So, we’ve given two examples of public goods that have been used to support government supply of such goods, and they have been, I hope, proven to be just as easily provided by the private sector. If its in the best interest of those people around, some one will figure out how best to implement it.

Why I would buy a Recent Car Model

112_0702_02z+toyota_fths_concept_car+left_side_viewMany people have decided to not buy brand new cars, and their reasons are mostly due to the heavy depreciation and possibly high insurance premiums associated with brand new car models. In fact, the car loses about half of its value in the first five years of its life, making a car a very fast and sure loss to the owner of the vehicle. Here, I would like to give my reasons for buying a car that was made in the past 1 – 7 years.

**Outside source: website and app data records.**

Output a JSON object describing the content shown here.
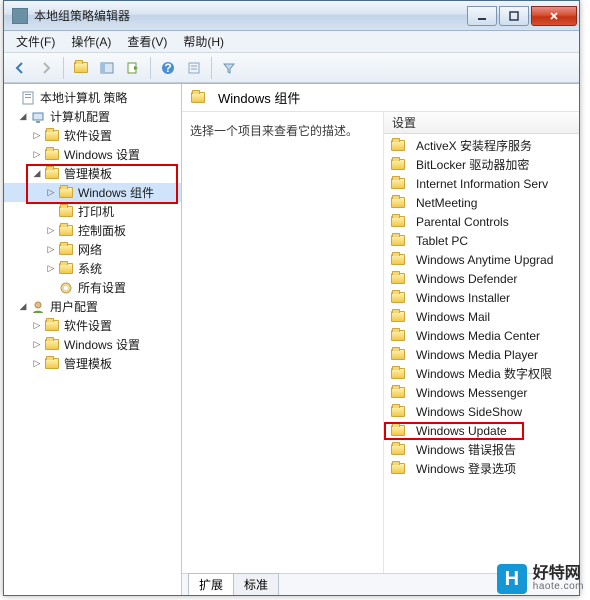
{
  "window": {
    "title": "本地组策略编辑器"
  },
  "menu": {
    "file": "文件(F)",
    "action": "操作(A)",
    "view": "查看(V)",
    "help": "帮助(H)"
  },
  "tree": {
    "root": "本地计算机 策略",
    "computer_config": "计算机配置",
    "software_settings": "软件设置",
    "windows_settings": "Windows 设置",
    "admin_templates": "管理模板",
    "windows_components": "Windows 组件",
    "printers": "打印机",
    "control_panel": "控制面板",
    "network": "网络",
    "system": "系统",
    "all_settings": "所有设置",
    "user_config": "用户配置",
    "software_settings2": "软件设置",
    "windows_settings2": "Windows 设置",
    "admin_templates2": "管理模板"
  },
  "pathbar": {
    "title": "Windows 组件"
  },
  "desc": {
    "text": "选择一个项目来查看它的描述。"
  },
  "listheader": {
    "settings": "设置"
  },
  "items": [
    "ActiveX 安装程序服务",
    "BitLocker 驱动器加密",
    "Internet Information Serv",
    "NetMeeting",
    "Parental Controls",
    "Tablet PC",
    "Windows Anytime Upgrad",
    "Windows Defender",
    "Windows Installer",
    "Windows Mail",
    "Windows Media Center",
    "Windows Media Player",
    "Windows Media 数字权限",
    "Windows Messenger",
    "Windows SideShow",
    "Windows Update",
    "Windows 错误报告",
    "Windows 登录选项"
  ],
  "tabs": {
    "extended": "扩展",
    "standard": "标准"
  },
  "watermark": {
    "logo": "H",
    "cn": "好特网",
    "en": "haote.com"
  }
}
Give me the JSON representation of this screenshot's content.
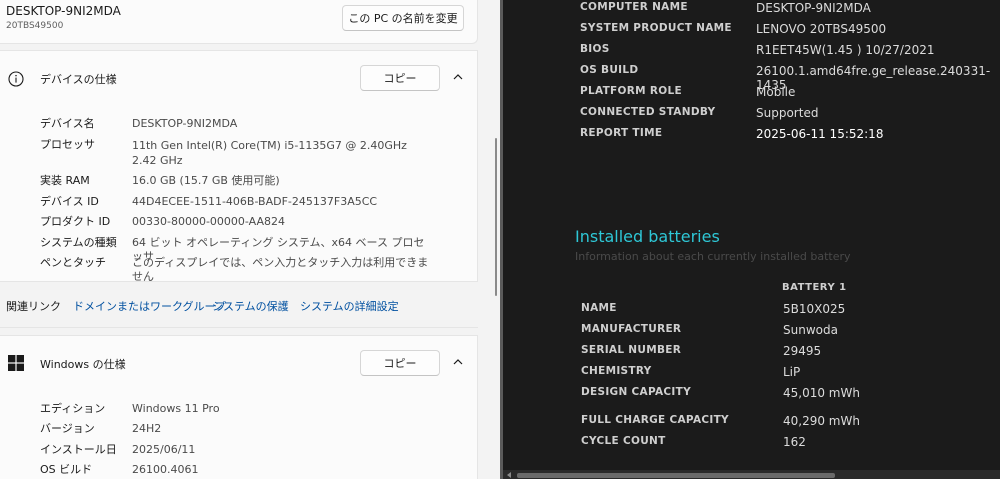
{
  "settings": {
    "pc_name": "DESKTOP-9NI2MDA",
    "pc_model": "20TBS49500",
    "rename_button": "この PC の名前を変更",
    "device_card": {
      "title": "デバイスの仕様",
      "copy_button": "コピー",
      "rows": [
        {
          "key": "デバイス名",
          "value": "DESKTOP-9NI2MDA"
        },
        {
          "key": "プロセッサ",
          "value": "11th Gen Intel(R) Core(TM) i5-1135G7 @ 2.40GHz   2.42 GHz"
        },
        {
          "key": "実装 RAM",
          "value": "16.0 GB (15.7 GB 使用可能)"
        },
        {
          "key": "デバイス ID",
          "value": "44D4ECEE-1511-406B-BADF-245137F3A5CC"
        },
        {
          "key": "プロダクト ID",
          "value": "00330-80000-00000-AA824"
        },
        {
          "key": "システムの種類",
          "value": "64 ビット オペレーティング システム、x64 ベース プロセッサ"
        },
        {
          "key": "ペンとタッチ",
          "value": "このディスプレイでは、ペン入力とタッチ入力は利用できません"
        }
      ]
    },
    "related_links": {
      "label": "関連リンク",
      "links": [
        "ドメインまたはワークグループ",
        "システムの保護",
        "システムの詳細設定"
      ]
    },
    "windows_card": {
      "title": "Windows の仕様",
      "copy_button": "コピー",
      "rows": [
        {
          "key": "エディション",
          "value": "Windows 11 Pro"
        },
        {
          "key": "バージョン",
          "value": "24H2"
        },
        {
          "key": "インストール日",
          "value": "2025/06/11"
        },
        {
          "key": "OS ビルド",
          "value": "26100.4061"
        }
      ]
    }
  },
  "report": {
    "system_rows": [
      {
        "key": "COMPUTER NAME",
        "value": "DESKTOP-9NI2MDA"
      },
      {
        "key": "SYSTEM PRODUCT NAME",
        "value": "LENOVO 20TBS49500"
      },
      {
        "key": "BIOS",
        "value": "R1EET45W(1.45 ) 10/27/2021"
      },
      {
        "key": "OS BUILD",
        "value": "26100.1.amd64fre.ge_release.240331-1435"
      },
      {
        "key": "PLATFORM ROLE",
        "value": "Mobile"
      },
      {
        "key": "CONNECTED STANDBY",
        "value": "Supported"
      },
      {
        "key": "REPORT TIME",
        "value": "2025-06-11   15:52:18"
      }
    ],
    "batteries_title": "Installed batteries",
    "batteries_subtitle": "Information about each currently installed battery",
    "battery_header": "BATTERY 1",
    "battery_rows": [
      {
        "key": "NAME",
        "value": "5B10X025"
      },
      {
        "key": "MANUFACTURER",
        "value": "Sunwoda"
      },
      {
        "key": "SERIAL NUMBER",
        "value": "29495"
      },
      {
        "key": "CHEMISTRY",
        "value": "LiP"
      },
      {
        "key": "DESIGN CAPACITY",
        "value": "45,010 mWh"
      },
      {
        "key": "FULL CHARGE CAPACITY",
        "value": "40,290 mWh"
      },
      {
        "key": "CYCLE COUNT",
        "value": "162"
      }
    ]
  },
  "colors": {
    "accent_link": "#0050a0",
    "report_heading": "#2ec7d6",
    "report_background": "#1b1b1b"
  }
}
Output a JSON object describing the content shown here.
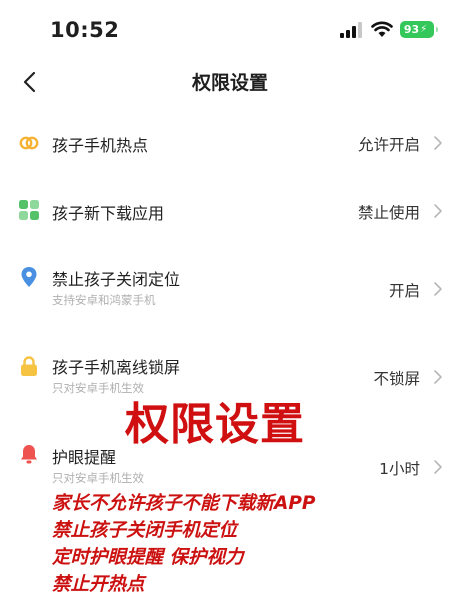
{
  "status_bar": {
    "time": "10:52",
    "battery": "93",
    "battery_color": "#34c759",
    "icons": [
      "cellular-signal-icon",
      "wifi-icon",
      "battery-charging-icon"
    ]
  },
  "header": {
    "title": "权限设置",
    "back_icon": "chevron-left-icon"
  },
  "settings": [
    {
      "title": "孩子手机热点",
      "subtitle": "",
      "value": "允许开启",
      "icon": "hotspot-link-icon",
      "icon_color": "#f5b233"
    },
    {
      "title": "孩子新下载应用",
      "subtitle": "",
      "value": "禁止使用",
      "icon": "apps-grid-icon",
      "icon_color": "#55c26a"
    },
    {
      "title": "禁止孩子关闭定位",
      "subtitle": "支持安卓和鸿蒙手机",
      "value": "开启",
      "icon": "location-pin-icon",
      "icon_color": "#4a90e2"
    },
    {
      "title": "孩子手机离线锁屏",
      "subtitle": "只对安卓手机生效",
      "value": "不锁屏",
      "icon": "lock-icon",
      "icon_color": "#f6c343"
    },
    {
      "title": "护眼提醒",
      "subtitle": "只对安卓手机生效",
      "value": "1小时",
      "icon": "bell-icon",
      "icon_color": "#ef5350"
    }
  ],
  "overlay": {
    "title": "权限设置",
    "lines": [
      "家长不允许孩子不能下载新APP",
      "禁止孩子关闭手机定位",
      "定时护眼提醒 保护视力",
      "禁止开热点"
    ],
    "color": "#cc1111"
  }
}
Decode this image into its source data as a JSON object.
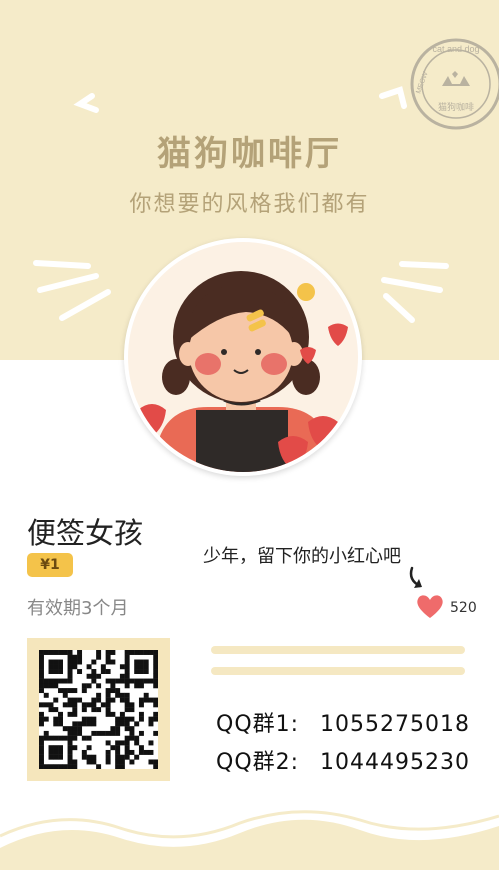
{
  "header": {
    "title": "猫狗咖啡厅",
    "subtitle": "你想要的风格我们都有",
    "stamp_text_top": "cat and dog",
    "stamp_text_side": "MEOW",
    "stamp_text_bottom": "猫狗咖啡"
  },
  "product": {
    "name": "便签女孩",
    "price": "¥1",
    "validity": "有效期3个月"
  },
  "likes": {
    "prompt": "少年，留下你的小红心吧",
    "count": "520"
  },
  "contact": {
    "groups": [
      {
        "label": "QQ群1:",
        "number": "1055275018"
      },
      {
        "label": "QQ群2:",
        "number": "1044495230"
      }
    ]
  },
  "colors": {
    "band": "#f5ebc9",
    "accent_text": "#b4a278",
    "price_badge": "#f4c34a",
    "heart": "#ef6b6b",
    "qr_frame": "#f5e6bc"
  },
  "icons": [
    "stamp-icon",
    "arrow-icon",
    "heart-icon",
    "qr-code"
  ]
}
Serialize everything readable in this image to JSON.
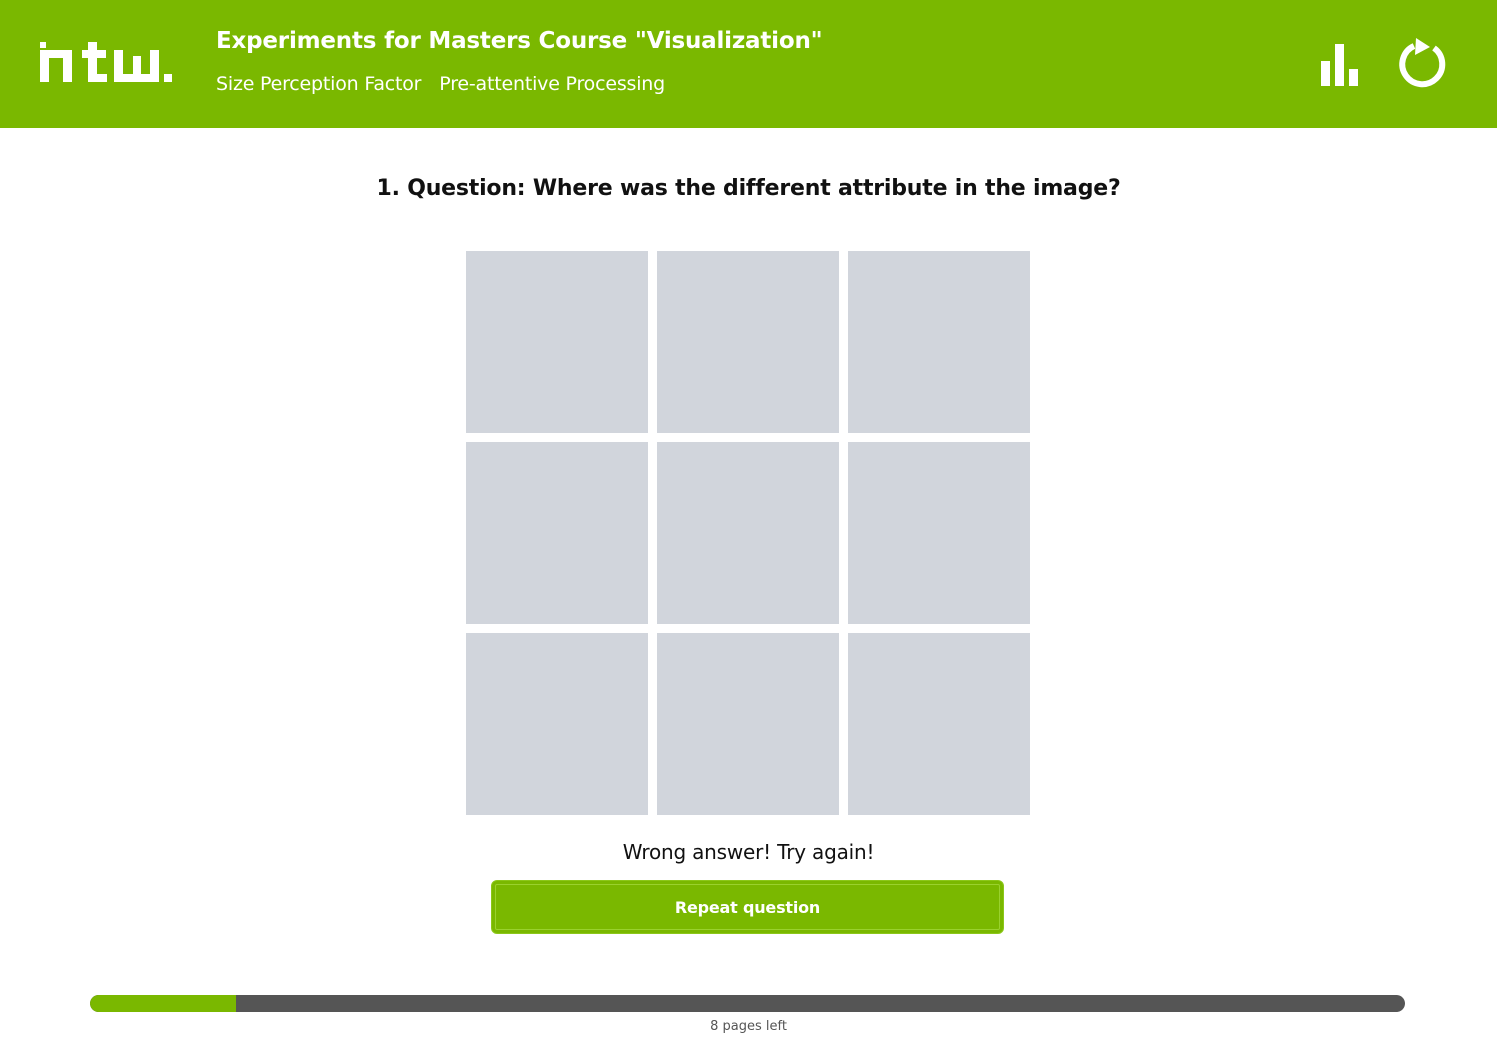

  1. Safety Reasons: Cars made in the past few years have much better safety measures than a car from 10 to 30 years ago. Some recent safety measures in newer cars include auto-brakes, up-graded seat belts, advanced air bags, rear view cameras, alarms, etc.
  2. Comfort: The most recent car models have a whole lot more conveniences than older cars. These conveniences would include more comfortable seating, lighting, built in GPS units, etc;
  3. Style: Most of us appreciate cars as the useful appliances that they are; however, who wants to have an ugly appliance?
  4. Better Construction: As time has progressed, cars have gotten lighter, more fuel efficient, easier to drive, and give the vehicles occupants a more enjoyable ride. The materials now used in car construction are much stronger and safer than they used to be. And, the manner in which the materials are put together has gotten far more precise than ever before.

Though are there are plenty of advantages to buying a more recent car model, there are also disadvantages…

  1. Cost: As cars get better, they also are getting much more pricey. This can be avoided by buying a car at least five years old, allowing you to reduce your loses as much as possible and get a better deal. Another more subtle way to save money is to learn how to drive a stick-shift vehicle. There are lots of advantages to learning stick, besides the fact that, since most drivers don’t drive stick-shift, stick-shift cars automatically, in most cases, are selling for less on the market.
  2. Freedom: As cars have gotten more complex, computers have started to make this easier for the driver. Unfortunately, this can also provide additional security risks to the owner, as any computer can be hacked. Car companies have also started to place black boxes in the vehicles to track vehicle speed, and enable law enforcement to give you a ticket remotely. Though this sounds nice, imagine how this can be abused?